* [Prompt]:
Which lines of the entries hold the string "JSON"? Copy each one.

┌─ Data under study

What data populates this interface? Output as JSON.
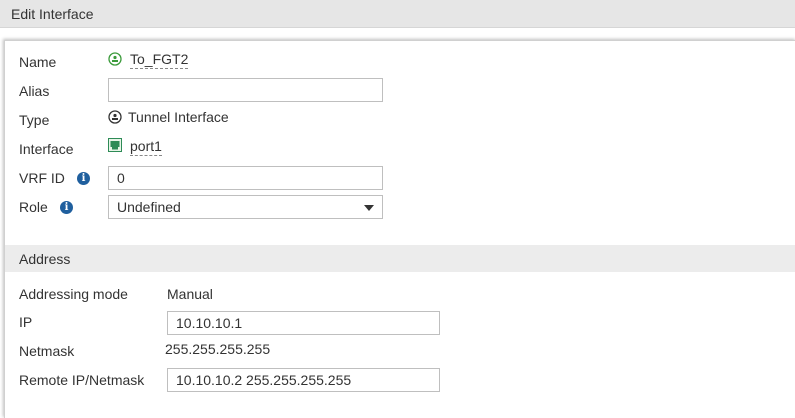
{
  "header": {
    "title": "Edit Interface"
  },
  "form": {
    "name": {
      "label": "Name",
      "value": "To_FGT2"
    },
    "alias": {
      "label": "Alias",
      "value": ""
    },
    "type": {
      "label": "Type",
      "value": "Tunnel Interface"
    },
    "interface": {
      "label": "Interface",
      "value": "port1"
    },
    "vrf_id": {
      "label": "VRF ID",
      "value": "0"
    },
    "role": {
      "label": "Role",
      "value": "Undefined"
    }
  },
  "address": {
    "section_title": "Address",
    "addressing_mode": {
      "label": "Addressing mode",
      "value": "Manual"
    },
    "ip": {
      "label": "IP",
      "value": "10.10.10.1"
    },
    "netmask": {
      "label": "Netmask",
      "value": "255.255.255.255"
    },
    "remote": {
      "label": "Remote IP/Netmask",
      "value": "10.10.10.2 255.255.255.255"
    }
  },
  "icons": {
    "tunnel": "tunnel-icon",
    "port": "ethernet-port-icon",
    "info": "info-icon"
  },
  "colors": {
    "info": "#1f5f9e",
    "tunnel_green": "#3a9a3a",
    "port_green": "#2e8b57"
  }
}
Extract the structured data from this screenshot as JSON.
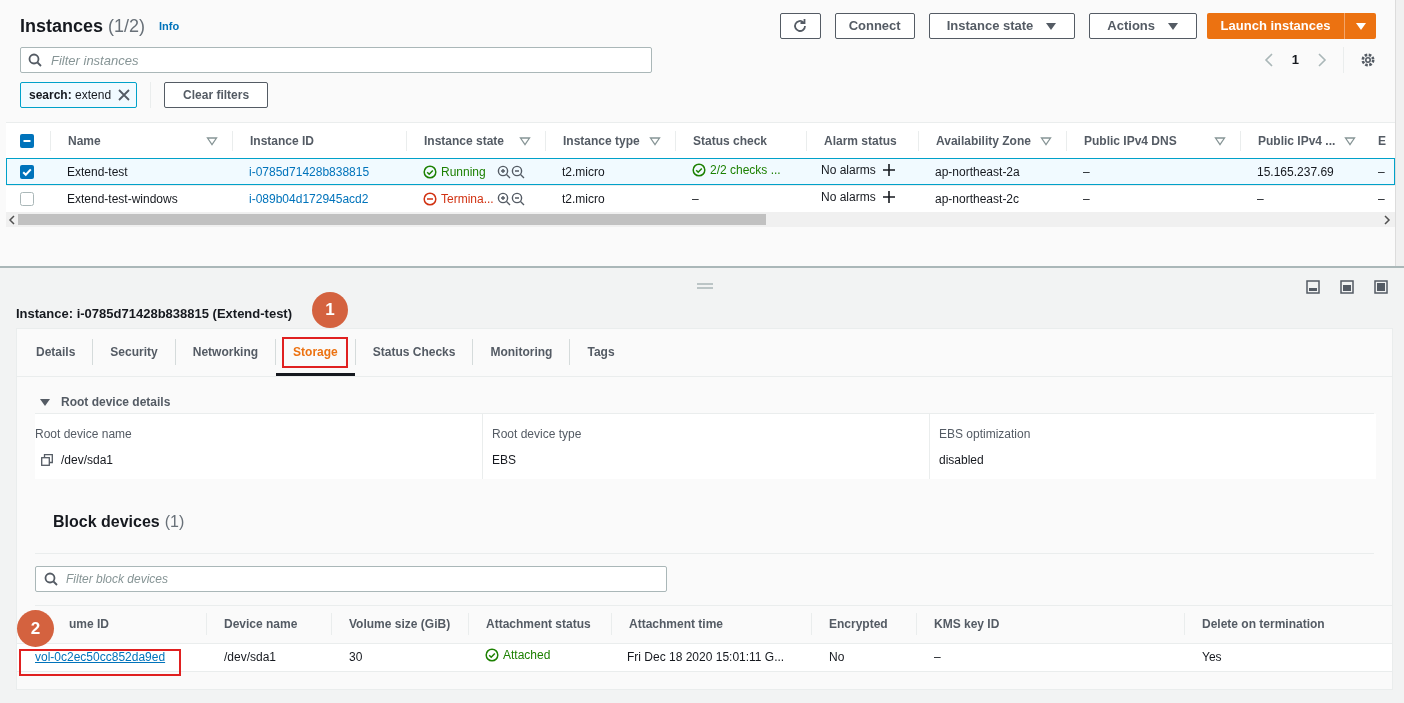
{
  "header": {
    "title": "Instances",
    "count": "(1/2)",
    "info": "Info"
  },
  "toolbar": [
    {
      "kind": "refresh"
    },
    {
      "kind": "plain",
      "label": "Connect"
    },
    {
      "kind": "dropdown",
      "label": "Instance state"
    },
    {
      "kind": "dropdown",
      "label": "Actions"
    },
    {
      "kind": "primary",
      "label": "Launch instances"
    }
  ],
  "filter": {
    "placeholder": "Filter instances"
  },
  "pagination": {
    "page": "1"
  },
  "tokens": [
    {
      "text": "**search:** extend"
    }
  ],
  "clear_filters": "Clear filters",
  "instances": {
    "header_indeterminate": true,
    "columns": [
      {
        "label": "Name",
        "filter": true
      },
      {
        "label": "Instance ID",
        "filter": false
      },
      {
        "label": "Instance state",
        "filter": true
      },
      {
        "label": "Instance type",
        "filter": true
      },
      {
        "label": "Status check",
        "filter": false
      },
      {
        "label": "Alarm status",
        "filter": false
      },
      {
        "label": "Availability Zone",
        "filter": true
      },
      {
        "label": "Public IPv4 DNS",
        "filter": true
      },
      {
        "label": "Public IPv4 ...",
        "filter": true
      },
      {
        "label": "E",
        "filter": false
      }
    ],
    "rows": [
      {
        "selected": true,
        "name": "Extend-test",
        "id": "i-0785d71428b838815",
        "state": {
          "kind": "running",
          "text": "Running"
        },
        "type": "t2.micro",
        "status_check": {
          "kind": "ok",
          "text": "2/2 checks ..."
        },
        "alarm": "No alarms",
        "zone": "ap-northeast-2a",
        "dns": "–",
        "ipv4": "15.165.237.69",
        "column_10": "–"
      },
      {
        "selected": false,
        "name": "Extend-test-windows",
        "id": "i-089b04d172945acd2",
        "state": {
          "kind": "terminated",
          "text": "Termina..."
        },
        "type": "t2.micro",
        "status_check": {
          "kind": "none",
          "text": "–"
        },
        "alarm": "No alarms",
        "zone": "ap-northeast-2c",
        "dns": "–",
        "ipv4": "–",
        "column_10": "–"
      }
    ]
  },
  "detail": {
    "title": "Instance: i-0785d71428b838815 (Extend-test)",
    "tabs": [
      {
        "label": "Details",
        "selected": false
      },
      {
        "label": "Security",
        "selected": false
      },
      {
        "label": "Networking",
        "selected": false
      },
      {
        "label": "Storage",
        "selected": true,
        "callout": "1"
      },
      {
        "label": "Status Checks",
        "selected": false
      },
      {
        "label": "Monitoring",
        "selected": false
      },
      {
        "label": "Tags",
        "selected": false
      }
    ],
    "root_device": {
      "heading": "Root device details",
      "expanded": true,
      "fields": [
        {
          "label": "Root device name",
          "value": "/dev/sda1",
          "copyable": true
        },
        {
          "label": "Root device type",
          "value": "EBS",
          "copyable": false
        },
        {
          "label": "EBS optimization",
          "value": "disabled",
          "copyable": false
        }
      ]
    },
    "block_devices": {
      "title": "Block devices",
      "count": "(1)",
      "filter_placeholder": "Filter block devices",
      "columns": [
        "ume ID",
        "Device name",
        "Volume size (GiB)",
        "Attachment status",
        "Attachment time",
        "Encrypted",
        "KMS key ID",
        "Delete on termination"
      ],
      "rows": [
        {
          "volume_id": "vol-0c2ec50cc852da9ed",
          "callout": "2",
          "device": "/dev/sda1",
          "size": "30",
          "attachment_status": {
            "kind": "ok",
            "text": "Attached"
          },
          "attachment_time": "Fri Dec 18 2020 15:01:11 G...",
          "encrypted": "No",
          "kms_key": "–",
          "delete_on_termination": "Yes"
        }
      ]
    }
  }
}
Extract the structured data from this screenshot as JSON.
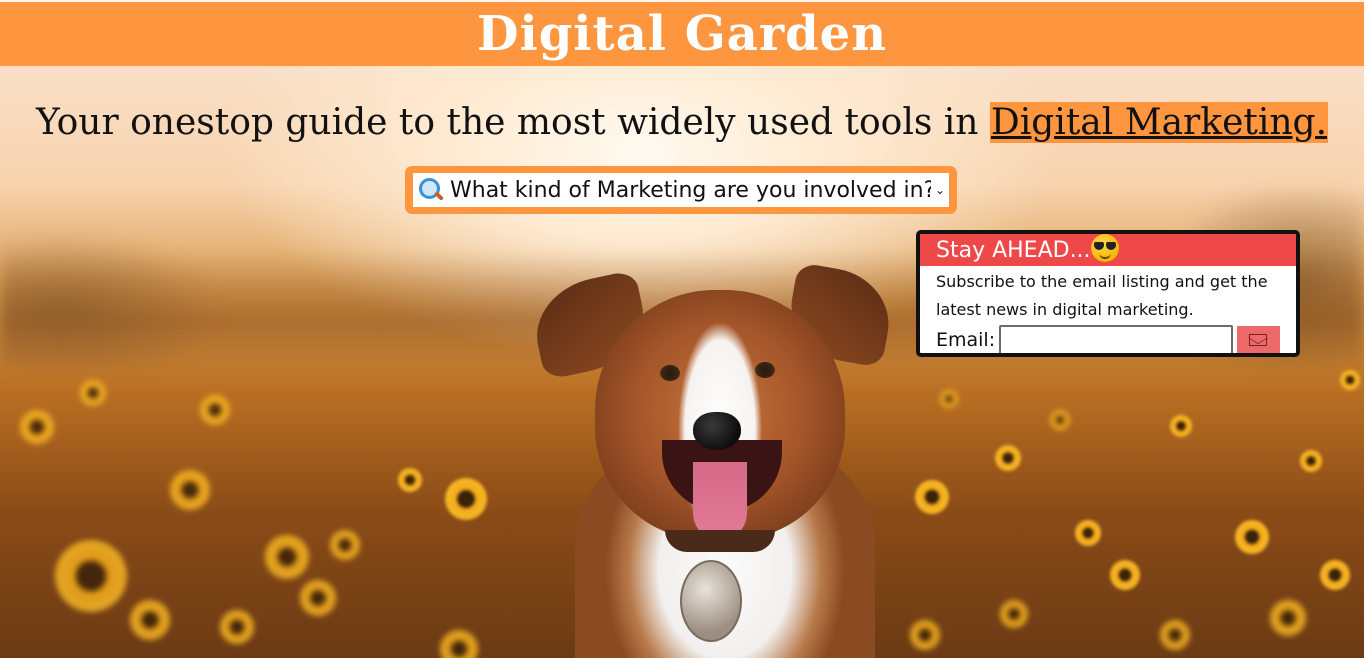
{
  "header": {
    "title": "Digital Garden"
  },
  "tagline": {
    "text": "Your onestop guide to the most widely used tools in ",
    "link_text": "Digital Marketing."
  },
  "search_select": {
    "icon": "magnifying-glass-icon",
    "selected_text": "What kind of Marketing are you involved in?..."
  },
  "subscribe": {
    "title": "Stay AHEAD...",
    "title_icon": "sunglasses-emoji-icon",
    "description": "Subscribe to the email listing and get the latest news in digital marketing.",
    "email_label": "Email:",
    "email_value": "",
    "email_placeholder": "",
    "send_icon": "envelope-icon"
  },
  "colors": {
    "accent": "#fe9640",
    "card_header": "#ef4848",
    "send_button": "#ee6a6a"
  }
}
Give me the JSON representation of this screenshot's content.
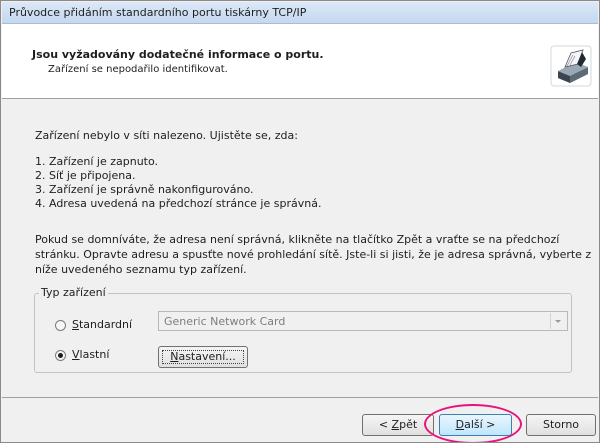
{
  "window": {
    "title": "Průvodce přidáním standardního portu tiskárny TCP/IP"
  },
  "header": {
    "title": "Jsou vyžadovány dodatečné informace o portu.",
    "subtitle": "Zařízení se nepodařilo identifikovat.",
    "icon": "printer-wizard-icon"
  },
  "body": {
    "intro": "Zařízení nebylo v síti nalezeno. Ujistěte se, zda:",
    "checklist": [
      "1.  Zařízení je zapnuto.",
      "2.  Síť je připojena.",
      "3.  Zařízení je správně nakonfigurováno.",
      "4.  Adresa uvedená na předchozí stránce je správná."
    ],
    "paragraph": [
      "Pokud se domníváte, že adresa není správná, klikněte na tlačítko Zpět a vraťte se na předchozí",
      "stránku. Opravte adresu a spusťte nové prohledání sítě. Jste-li si jisti, že je adresa správná, vyberte z",
      "níže uvedeného seznamu typ zařízení."
    ]
  },
  "device_type": {
    "legend": "Typ zařízení",
    "standard": {
      "label_key": "S",
      "label_rest": "tandardní",
      "selected": false,
      "combo_value": "Generic Network Card"
    },
    "custom": {
      "label_key": "V",
      "label_rest": "lastní",
      "selected": true,
      "settings_key": "N",
      "settings_rest": "astavení..."
    }
  },
  "footer": {
    "back_prefix": "< ",
    "back_key": "Z",
    "back_rest": "pět",
    "next_key": "D",
    "next_rest": "alší >",
    "cancel": "Storno"
  },
  "colors": {
    "highlight": "#e6147a",
    "default_button_border": "#3c7fb1"
  }
}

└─

* [Solved exercise]:
What data populates this interface? Output as JSON.
Extract the structured data from this screenshot as JSON.
Extract the structured data from this screenshot as JSON.
Give me the JSON representation of this screenshot's content.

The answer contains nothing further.